[App and web page records]
★ ★ ★ ★

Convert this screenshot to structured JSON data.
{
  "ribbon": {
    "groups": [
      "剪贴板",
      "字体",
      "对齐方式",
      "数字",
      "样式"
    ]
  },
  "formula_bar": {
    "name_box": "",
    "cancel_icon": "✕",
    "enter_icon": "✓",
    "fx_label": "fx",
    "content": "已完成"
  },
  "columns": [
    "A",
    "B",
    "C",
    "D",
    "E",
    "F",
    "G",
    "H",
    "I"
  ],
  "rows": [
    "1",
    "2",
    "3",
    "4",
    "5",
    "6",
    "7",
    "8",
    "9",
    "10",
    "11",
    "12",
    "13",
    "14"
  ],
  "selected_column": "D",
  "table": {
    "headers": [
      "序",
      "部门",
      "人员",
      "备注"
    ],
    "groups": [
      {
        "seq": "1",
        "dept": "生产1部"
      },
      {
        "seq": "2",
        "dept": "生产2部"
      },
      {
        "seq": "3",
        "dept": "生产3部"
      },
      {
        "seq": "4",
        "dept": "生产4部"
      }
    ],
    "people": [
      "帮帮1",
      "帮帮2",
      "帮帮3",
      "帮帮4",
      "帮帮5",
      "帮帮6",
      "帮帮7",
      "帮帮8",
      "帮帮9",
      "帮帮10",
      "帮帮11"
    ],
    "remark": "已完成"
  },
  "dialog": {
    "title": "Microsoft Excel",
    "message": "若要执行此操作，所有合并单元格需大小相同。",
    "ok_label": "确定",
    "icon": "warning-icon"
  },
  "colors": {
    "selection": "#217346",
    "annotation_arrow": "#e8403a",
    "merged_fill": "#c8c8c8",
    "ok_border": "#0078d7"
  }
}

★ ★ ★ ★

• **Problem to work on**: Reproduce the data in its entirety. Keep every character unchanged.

• **Answer section**:
Convert this screenshot to structured JSON data.
{
  "ribbon": {
    "groups": [
      "剪贴板",
      "字体",
      "对齐方式",
      "数字",
      "样式"
    ]
  },
  "formula_bar": {
    "name_box": "",
    "cancel_icon": "✕",
    "enter_icon": "✓",
    "fx_label": "fx",
    "content": "已完成"
  },
  "columns": [
    "A",
    "B",
    "C",
    "D",
    "E",
    "F",
    "G",
    "H",
    "I"
  ],
  "rows": [
    "1",
    "2",
    "3",
    "4",
    "5",
    "6",
    "7",
    "8",
    "9",
    "10",
    "11",
    "12",
    "13",
    "14"
  ],
  "selected_column": "D",
  "table": {
    "headers": [
      "序",
      "部门",
      "人员",
      "备注"
    ],
    "groups": [
      {
        "seq": "1",
        "dept": "生产1部"
      },
      {
        "seq": "2",
        "dept": "生产2部"
      },
      {
        "seq": "3",
        "dept": "生产3部"
      },
      {
        "seq": "4",
        "dept": "生产4部"
      }
    ],
    "people": [
      "帮帮1",
      "帮帮2",
      "帮帮3",
      "帮帮4",
      "帮帮5",
      "帮帮6",
      "帮帮7",
      "帮帮8",
      "帮帮9",
      "帮帮10",
      "帮帮11"
    ],
    "remark": "已完成"
  },
  "dialog": {
    "title": "Microsoft Excel",
    "message": "若要执行此操作，所有合并单元格需大小相同。",
    "ok_label": "确定",
    "icon": "warning-icon"
  },
  "colors": {
    "selection": "#217346",
    "annotation_arrow": "#e8403a",
    "merged_fill": "#c8c8c8",
    "ok_border": "#0078d7"
  }
}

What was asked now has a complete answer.